8. Dexter Gordon – Cheese Cake from Go!/The Best of Dexter Gordon
This is Derek’s choice but it fully reflects a current vinyl obsession for Neil too. For years, he passed on Dexter Gordon but – as so often in jazz – things come around when you least expect them. It’s the resurgence of Blue Note reissues that are responsible for a current fascination with Long Tall Dexter. Thanks to label boss Don Was and his reissue programme under both the Blue Note Classics and the Tone Poet series, you can now buy superb sounding reissues of albums like Go!, Doin’ Alright, A Swingin; Affair and (the daddy of them all) the magnificent One Flight Up. Go! is a standout album though, with inspired takes on I Guess I’ll Hang My Tears Out to Dry and Love for Sale. The backing is terrific too: Sonny Clark on piano, Butch Warren on bass and Billy Higgins on drums. If you want somewhere to start with Dexter Gordon then this is the place.
9. Freddie Hubbard – The Return of the Prodigal Son from Backlash/Anthology: The Soul-Jazz Fusion Years 1966-1982
The UK Soul Brother imprint has been responsible for some excellent anthologies over the year – and this is one of the best. It’s a compelling look at the years between 1966 and 1982, during which the trumpeter recorded over 20 records for a host of different labels including Atlantic, Columbia, CTI and Elektra. For those jazz-heads who just value Hubbard’s Blue Note years this 2CD set offers some real surprises – and in a good way. This compilation really does select the best of Hubbard’s playing and composing from this period and so comes highly recommended. The Return of the Prodigal Son comes from Backlash, the first of the Atlantic albums, and features James Spaulding on flute and alto along with Albert Daley on piano and Ray Barreto on percussion. The album also includes a first outing for the gorgeous Little Sunflower, which Hubbard would revive on his 1979 The Love Connection album, this time with vocals by Al Jarreau and inspired piano from Chick Corea.
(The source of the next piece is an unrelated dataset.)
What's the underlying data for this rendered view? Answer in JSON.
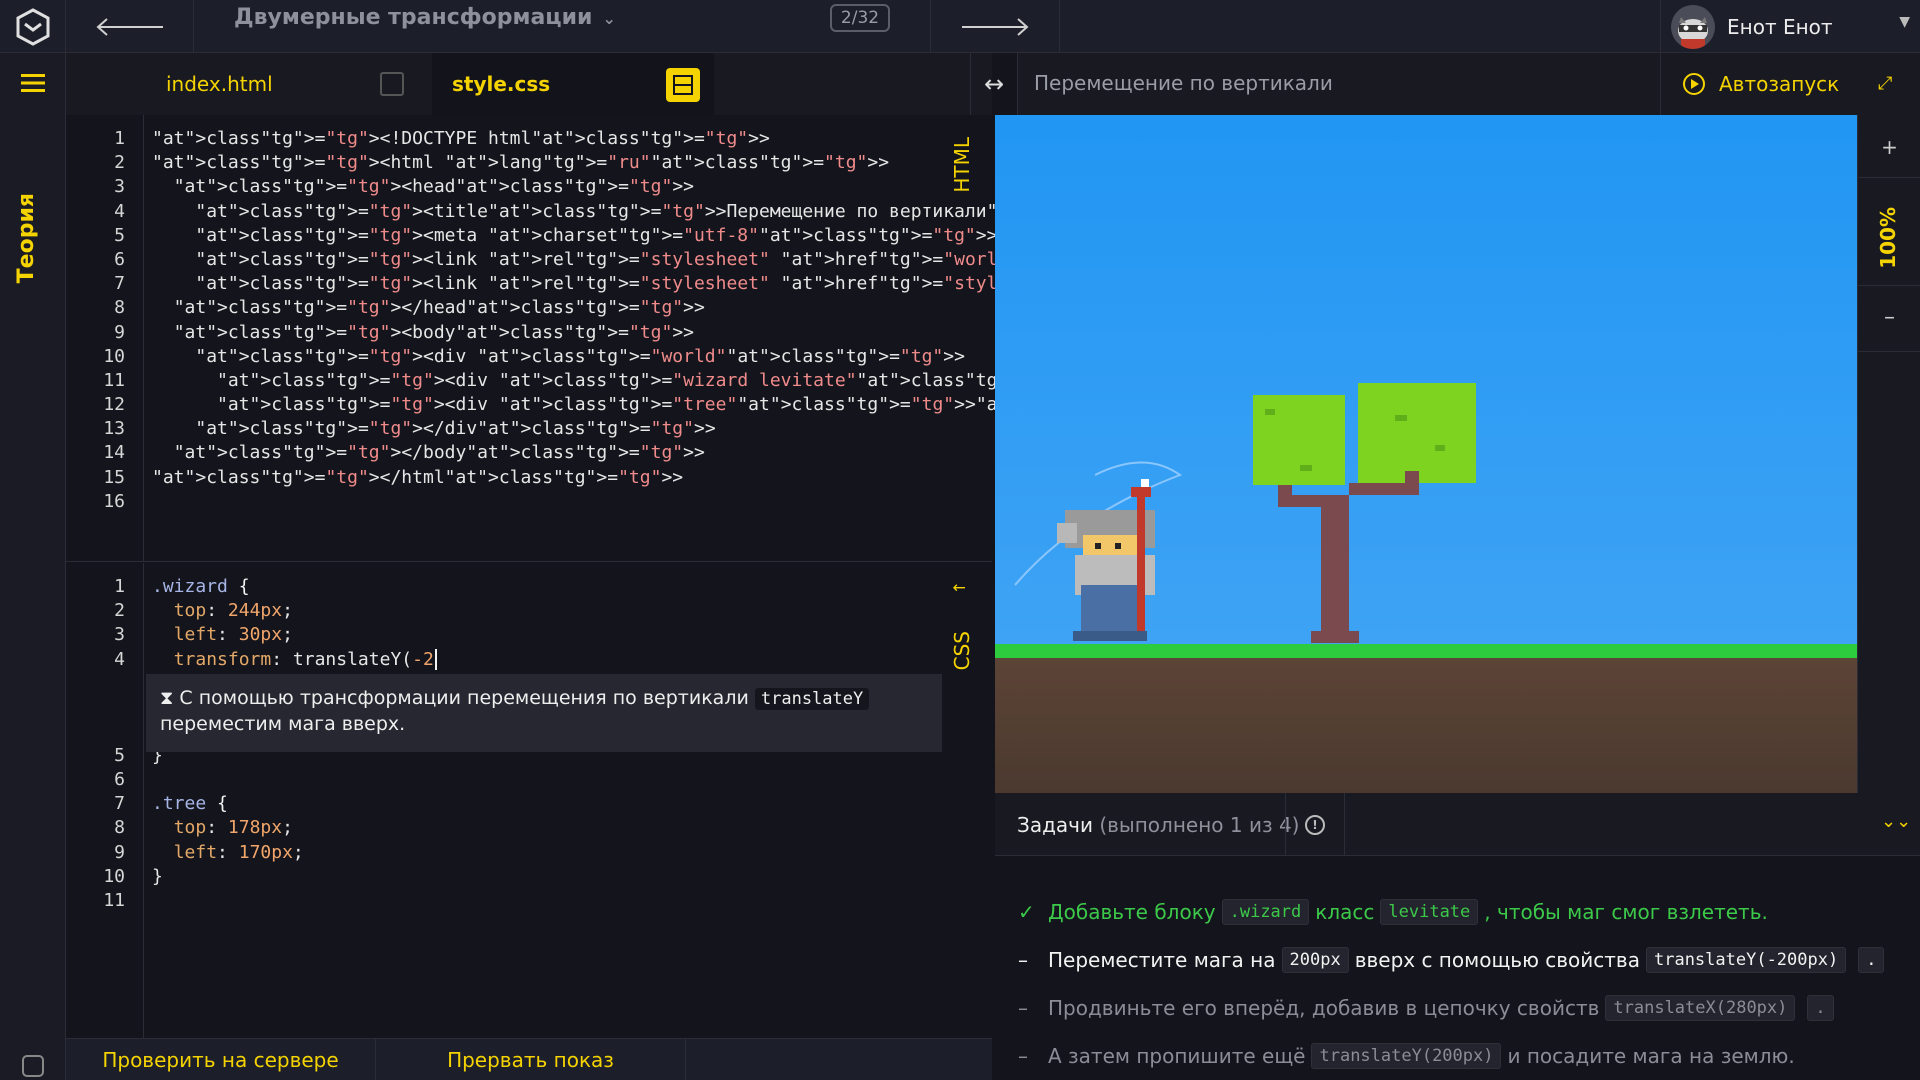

10. Tommy McCook – Beirut (CD Bonus track) from Reggae in Jazz
It’s almost a tradition now but ending the show with a ‘jazz not jazz’ choice is back. Here at CJ we like to stretch our musical boundaries, so here we go again. Saxophonist Tommy McCook attended the famous Alpha Boys School in Jamaica, from which emerged many important reggae and jazz musicians, and it was here that he learnt to play reed instruments and flute. Jazz artists Joe Harriott and Alphonso ‘Dizzy’ Reece went to the school and ended up as significant members of the UK jazz scene. McCook, (although in the Bahamas from 1954 to 1962) stayed in Jamaica where leading sound system owner Clement ‘Coxsone’ Dodd persuaded him to join an all-star band which McCook named the Skatalites. Ska and rock steady dominated Jamaican music in the 1960s and horn players such as Tommy McCook were a vital part of these popular styles. By the 1970s reggae had become more popular and McCook was now producing horn sections for reggae producers. Reggae in Jazz was recorded in 1974 for producer Bunny Riley and released in 1975, with McCook accompanied by a host of what anyone with any knowledge of reggae would recognise as some of the island’s top musicians – Sly Dunbar, Carlton Barrett, Robbie Shakespeare, Aston ‘Family Man’ Barrett, Jackie Mittoo, Ansel Collins, Roland Alphonso, Bobby Ellis and Vin Gordon. Despite the title, the music is more reggae instrumental than jazz, but jazz was part of the Alpha Boys School education and, in the Jamaican music of the 1960s and 1970s, part of the musical mix too.
More Cosmic Jazz soon…
Neil is listening to…